• Looking for international legitimacy and leverage with Fatah, Hamas “joined” the Muslim Brotherhood. Why do I qualify that with quote marks? The Hamas charter already identifies the organization as a member of the Muslim Brotherhood. Here’s Article 2:
The Islamic Resistance Movement is one of the wings of Moslem Brotherhood in Palestine. Moslem Brotherhood Movement is a universal organization which constitutes the largest Islamic movement in modern times. It is characterised by its deep understanding, accurate comprehension and its complete embrace of all Islamic concepts of all aspects of life, culture, creed, politics, economics, education, society, justice and judgement, the spreading of Islam, education, art, information, science of the occult and conversion to Islam.
• An AP dispatch says Hamas is softening up on enforcing strict Islamic rule on Gaza.
• An official in the IDF Spokespersons Dept. is accused of mocking Mustafa Tamimi, who died at a protest in Nabi Saleh. Here’s Maj. Peter Lerner’s tweet:
I wouldn’t have included the #fail, but I think the critics who talked to the Daily Telegraph are looking for an excuse to make sweeping generalizations:
“Fail”, and its stronger variant “epic fail”, are American slang terms, popular on the internet, used in a derogatory fashion to denote extreme stupidity.
Activists said that Maj Lerner’s choice of language was symptomatic of a culture of indifference to Palestinian rights within the Israeli army.
But YNet News says the Telegraph overlooked the context of Lerner’s online conversation:
Moreover, when looking at the entire tweet timeline, something the UK newspaper did not address, it is easy to see that as early as the day of the incident itself, after Tamimi was transferred to the Belinson Medical Center, Lerner wrote: “I am happy that it seems Mustafa Tamimi will survive the unfortunate incident. I would say that if you can’t stand the heat keep . . . ” He most likely meant to say If you can’t stand the heat, stay out of the kitchen.
It is not easy to see from Lerner’s tweets who he was having a conversation with, or what the other side was saying . . .
• The Lede rounds up more of the Who Said What.
• The LA Times uses Tamimi as a springboard to look at the case of Tristan Anderson. His parents are waging a legal campaign for IDF compensation after Anderson was left brain damaged and partially paralyzed after being hit in the head by tear gas canister in 2009.
Israeli officials have refused to apologize or pay damages because they say Anderson put himself in danger by refusing to leave the area, • which Israeli forces had declared a closed military zone.
• AFP: “Syrians voted in municipal elections held amid a general strike called by the opposition.”
Rest O’ the Roundup
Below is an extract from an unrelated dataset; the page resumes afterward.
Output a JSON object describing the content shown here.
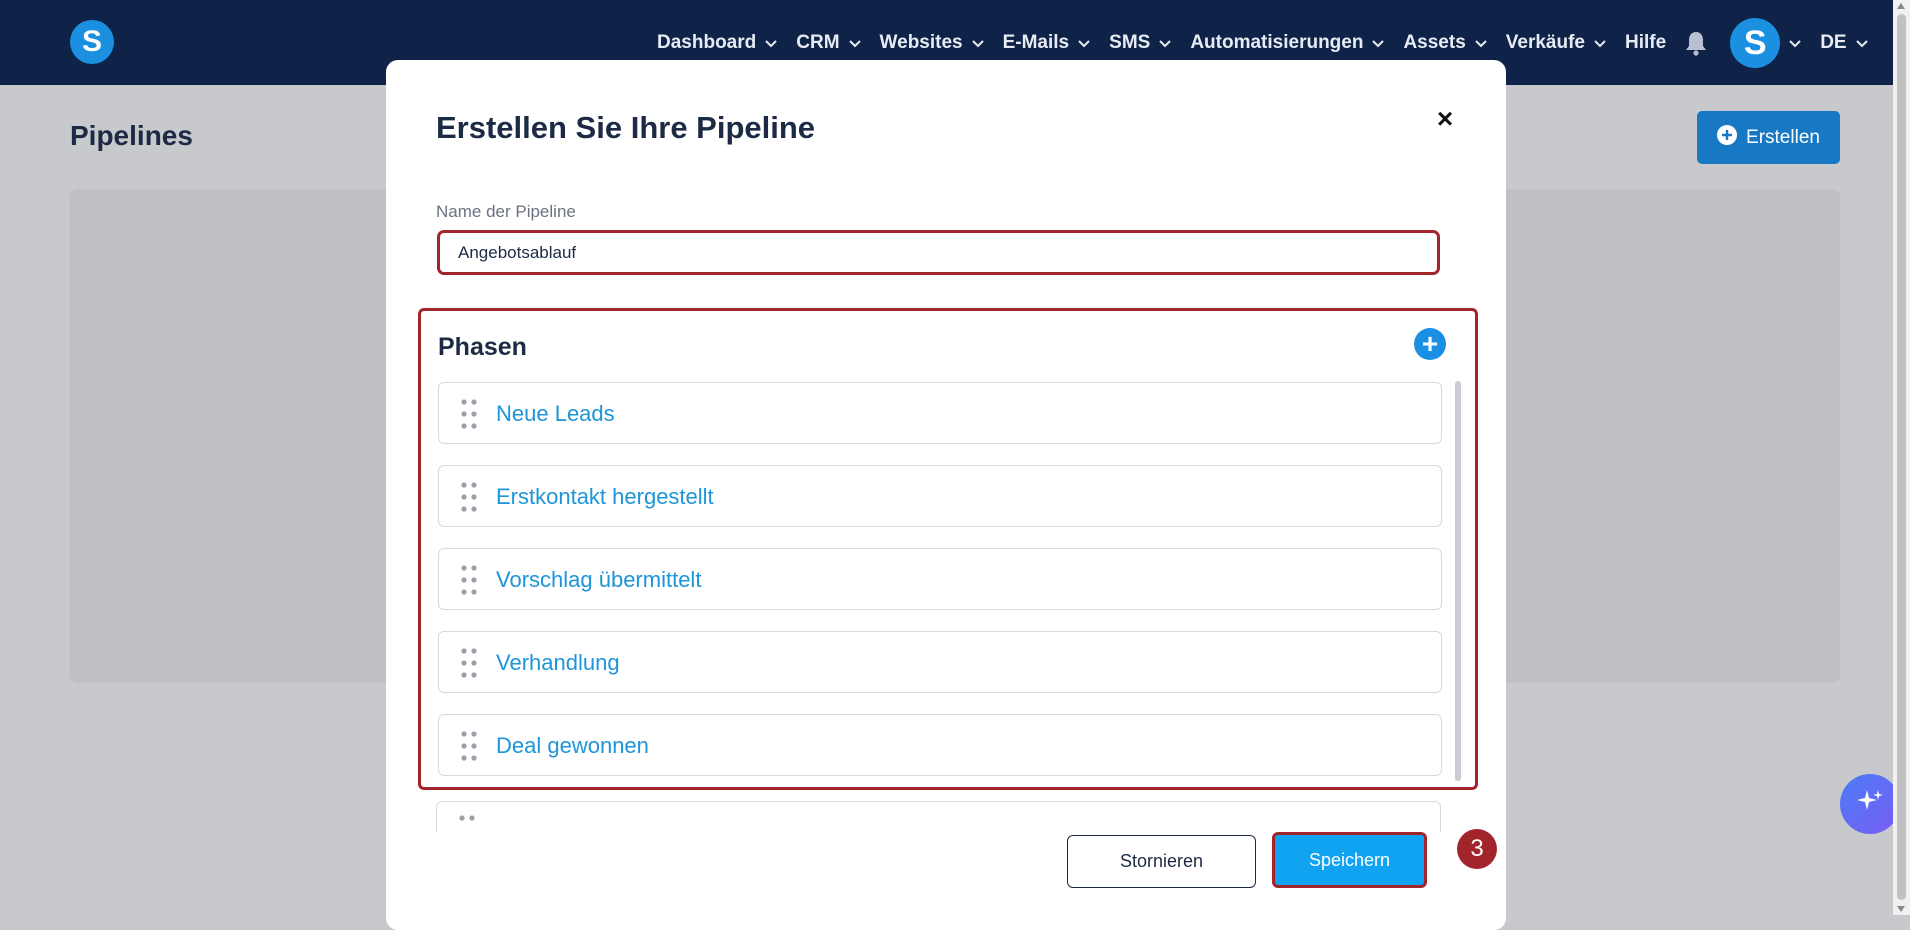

• The Dutch government is reconsidering its funding of the UNRWA. As the agency’s sixth-largest donor, this is significant. The European Jewish Press writes:
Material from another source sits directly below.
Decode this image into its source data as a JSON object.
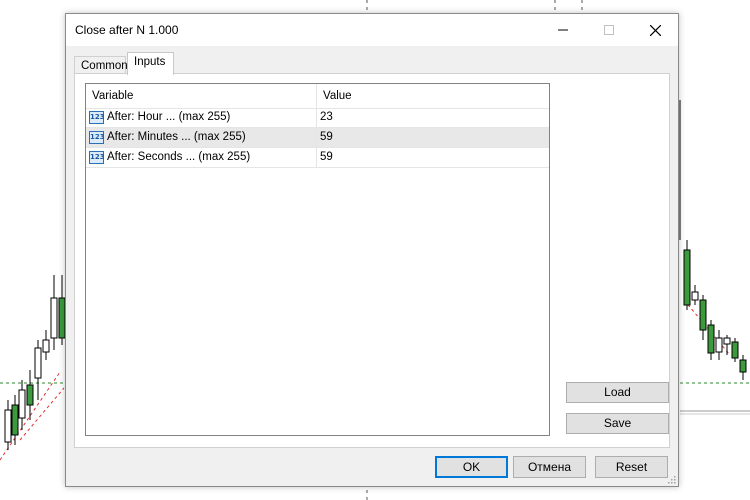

“UNRWA uses its own unique definition of refugees, different to the UN’s. The refugee issue is a big obstacle for peace. We therefore ask the government acknowledge this discrepancy, which leads to the third-generation Palestinian refugees,” VVD speaker Hans Ten Broeke said.
• Yet another mysterious explosion in Iran — this one at a steel factory possibly tied to the nuclear program. YNet News writes:
Foreign reports suggesting Iran received North Korean steel used for uranium enrichment and the production of exhaust systems of missile engines may indicate that there is such a connection.
Initially, the Iranians claimed that the cause for Sunday’s blast was the penetration of water into the steel’s melting pot but later said that ammunition brought to the factory had exploded.
• Kofi Annan takes to the Christian Science Monitor to shill for the UN Human Rights Council.
• A Katyusha fired at Israel fell short, instead hitting a Lebanese house, injuring a woman.
• A British PR firm is under attack for editing Wikipedia entries about its clients. The BBC writes:
Bell Pottinger admitted to editing entries, but said it had “never done anything illegal”.
Mr Wales said he was “highly critical of their ethics”.
More at The Independent.